Rose was holding his back even in the warm-up and looked sluggish throughout. Eriksen was peripheral, Lennon anonymous, carrying on from where he left off last week. I hope Paulinho is feeling his way back to full-fitness after his injury because if not, he must be mightily hacked off about something. Only Dembele provided any drive or impetus. A rock on the ball, defenders bounced off him as he went he forward but he had precious little help from his team-mates. He should have tried a shot or two.
Bentaleb kept moving across in front of the back four, tidying up and making himself available, his distribution a mixture of the accurate and misplaced but he was not alone in giving the ball away. A plastic kebab box blew across the pitch as half-time approached. Guess the defenders had the time to tuck in. It was so quiet at times, I could hear Sherwood shouting on the other side of the pitch. My highlight thus far was queuing for the toilet at half-time.
After the break Spurs emerged with a bit more purpose and bounce, though everything in this game is relative. We weren’t really getting anywhere but there were a few oohs and ahhs from the crowd, although by then winning a thrown-in might have led to a lap of honour.
The match was won with a moment of high-class football utterly out of keeping with the rest of the performance because it involved a) quick thinking, b) a pinpoint pass and c) a shot on target. Dembele toppled over in centre midfield. While everyone waited for him to pick himself up, Walker hit an early diagonal ball 40 yards onto Abebayor’s chest. Everything about what followed was perfect – a finely timed run to avoid offside and get a precious yard on the defenders, his impeccable control, his strength to hold off two defenders and above all a blinding left-foot shot that flew low to the near post. My whingeing about this game should not detract from Manu’s cracking finish, thrilling with the co-ordination and flow of a striker at his peak.
And that was pretty much that. The goal was our first shot on target. Stats show we had another one but I can’t recall it. Sherwood used his subs well, Capoue coming on to shore up the defence as Everton pressed and the bold move of Defoe and Townsend to distract Everton at the other end. Andros ended up shooting against defenders’ legs from a foot and neglecting his defensive duties as Coleman overlapped but the danger passed. Capoue came across to help but nearly undid his work by making one rash tackle, on Coleman in the box, but the ref said ‘no penalty’. We played out time without too much bother.

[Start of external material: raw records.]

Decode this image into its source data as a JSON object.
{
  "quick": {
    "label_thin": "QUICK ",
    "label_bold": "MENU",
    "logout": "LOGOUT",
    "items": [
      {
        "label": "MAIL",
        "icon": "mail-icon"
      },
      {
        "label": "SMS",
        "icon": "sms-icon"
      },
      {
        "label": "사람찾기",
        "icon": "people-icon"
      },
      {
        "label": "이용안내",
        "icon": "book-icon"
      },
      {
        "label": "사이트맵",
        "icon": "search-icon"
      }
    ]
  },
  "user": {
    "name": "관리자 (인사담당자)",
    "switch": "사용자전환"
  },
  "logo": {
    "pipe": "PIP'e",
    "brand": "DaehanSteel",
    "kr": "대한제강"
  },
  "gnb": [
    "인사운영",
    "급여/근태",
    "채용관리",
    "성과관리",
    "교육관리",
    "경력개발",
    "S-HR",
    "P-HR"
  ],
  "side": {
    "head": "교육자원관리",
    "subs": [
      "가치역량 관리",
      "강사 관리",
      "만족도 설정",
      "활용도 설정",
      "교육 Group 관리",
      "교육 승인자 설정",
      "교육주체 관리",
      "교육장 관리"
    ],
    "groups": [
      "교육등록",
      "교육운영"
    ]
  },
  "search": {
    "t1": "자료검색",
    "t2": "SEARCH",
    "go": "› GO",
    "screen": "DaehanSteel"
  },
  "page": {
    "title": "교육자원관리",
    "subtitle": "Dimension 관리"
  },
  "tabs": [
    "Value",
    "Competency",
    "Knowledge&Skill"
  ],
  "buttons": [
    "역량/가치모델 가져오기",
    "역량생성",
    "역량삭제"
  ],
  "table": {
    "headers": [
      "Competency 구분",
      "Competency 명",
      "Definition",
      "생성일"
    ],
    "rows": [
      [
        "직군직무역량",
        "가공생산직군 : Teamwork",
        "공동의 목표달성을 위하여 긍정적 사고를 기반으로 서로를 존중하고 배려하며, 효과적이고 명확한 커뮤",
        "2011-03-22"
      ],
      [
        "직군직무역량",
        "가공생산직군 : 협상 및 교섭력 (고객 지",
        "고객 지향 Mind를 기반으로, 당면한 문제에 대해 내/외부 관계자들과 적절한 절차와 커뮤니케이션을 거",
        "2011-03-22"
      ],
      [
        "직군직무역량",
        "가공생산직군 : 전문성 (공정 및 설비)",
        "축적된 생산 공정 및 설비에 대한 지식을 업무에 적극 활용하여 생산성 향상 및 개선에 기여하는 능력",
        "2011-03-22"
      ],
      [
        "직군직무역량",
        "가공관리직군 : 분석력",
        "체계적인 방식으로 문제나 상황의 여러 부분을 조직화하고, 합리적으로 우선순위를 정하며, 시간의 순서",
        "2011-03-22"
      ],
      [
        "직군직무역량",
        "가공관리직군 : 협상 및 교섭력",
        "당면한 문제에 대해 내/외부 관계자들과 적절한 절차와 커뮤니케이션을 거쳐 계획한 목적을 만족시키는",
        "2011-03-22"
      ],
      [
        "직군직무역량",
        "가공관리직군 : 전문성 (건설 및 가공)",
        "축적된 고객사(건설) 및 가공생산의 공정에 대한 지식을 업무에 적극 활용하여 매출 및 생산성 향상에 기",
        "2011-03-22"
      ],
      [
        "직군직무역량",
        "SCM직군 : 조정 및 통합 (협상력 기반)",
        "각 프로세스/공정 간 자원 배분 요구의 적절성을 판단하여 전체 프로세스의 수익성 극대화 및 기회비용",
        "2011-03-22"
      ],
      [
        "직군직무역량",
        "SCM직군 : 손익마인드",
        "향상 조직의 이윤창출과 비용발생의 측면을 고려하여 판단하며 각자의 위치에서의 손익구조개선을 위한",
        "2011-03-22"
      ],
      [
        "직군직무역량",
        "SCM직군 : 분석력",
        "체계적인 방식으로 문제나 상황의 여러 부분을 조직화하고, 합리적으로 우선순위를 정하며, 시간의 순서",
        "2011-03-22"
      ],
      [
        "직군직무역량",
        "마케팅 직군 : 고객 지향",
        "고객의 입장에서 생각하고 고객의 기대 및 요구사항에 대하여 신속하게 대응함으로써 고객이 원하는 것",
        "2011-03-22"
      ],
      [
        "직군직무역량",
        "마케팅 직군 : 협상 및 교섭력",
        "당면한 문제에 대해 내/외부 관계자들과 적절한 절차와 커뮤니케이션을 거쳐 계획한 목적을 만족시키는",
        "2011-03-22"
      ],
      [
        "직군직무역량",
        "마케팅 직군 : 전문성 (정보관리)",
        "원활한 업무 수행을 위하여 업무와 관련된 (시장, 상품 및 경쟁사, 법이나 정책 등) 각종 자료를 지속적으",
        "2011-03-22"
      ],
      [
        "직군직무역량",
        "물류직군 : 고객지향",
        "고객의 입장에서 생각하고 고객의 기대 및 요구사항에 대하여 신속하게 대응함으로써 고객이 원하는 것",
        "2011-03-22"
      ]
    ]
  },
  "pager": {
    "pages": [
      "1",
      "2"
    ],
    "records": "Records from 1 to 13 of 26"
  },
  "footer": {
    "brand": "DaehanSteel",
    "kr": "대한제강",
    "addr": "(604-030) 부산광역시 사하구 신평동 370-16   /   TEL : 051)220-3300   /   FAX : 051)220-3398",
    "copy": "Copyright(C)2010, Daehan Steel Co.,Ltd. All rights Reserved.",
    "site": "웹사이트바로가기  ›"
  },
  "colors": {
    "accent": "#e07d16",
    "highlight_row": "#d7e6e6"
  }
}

A few things to take from this one. People are still talking about Sherwood’s 4-4-2 when he has often varied his formation. This was 4-5-1 to match up with Everton. In the end, both sides cancelled each other out, which made for a dull game. Everton had no recognised striker and it really showed. Even so, their attitude was too cautious and they did not pressure us when it was clear we were not playing at all well.
Our main problem was the absence of movement when we got the ball. Time and again we picked the ball up in midfield only to find everyone bar Adebayor standing still. We did not get enough players in front of the ball in those situations. One – Adebayor – is not enough. We have the players to do it, we have done it in away games to good effect, yet nothing yesterday and that could be down either to player lethargy or poor coaching.
Adebayor was our best player regardless of the goal. He kept working and was always available despite not getting any support from the midfield.
I’ve never done it myself but I could understand why many were tempted to drift away before the end. A shame though – they should have stayed to say farewell to Jermain Defoe, who wandered slowly around the pitch taking his applause from two-thirds empty stands. A mistake to let him go. He found himself a relic of a bygone age when the big man/little man combo reigned supreme. Sincere thanks for everything he’s done. I was sad to see him drift away like this and think he was sad too.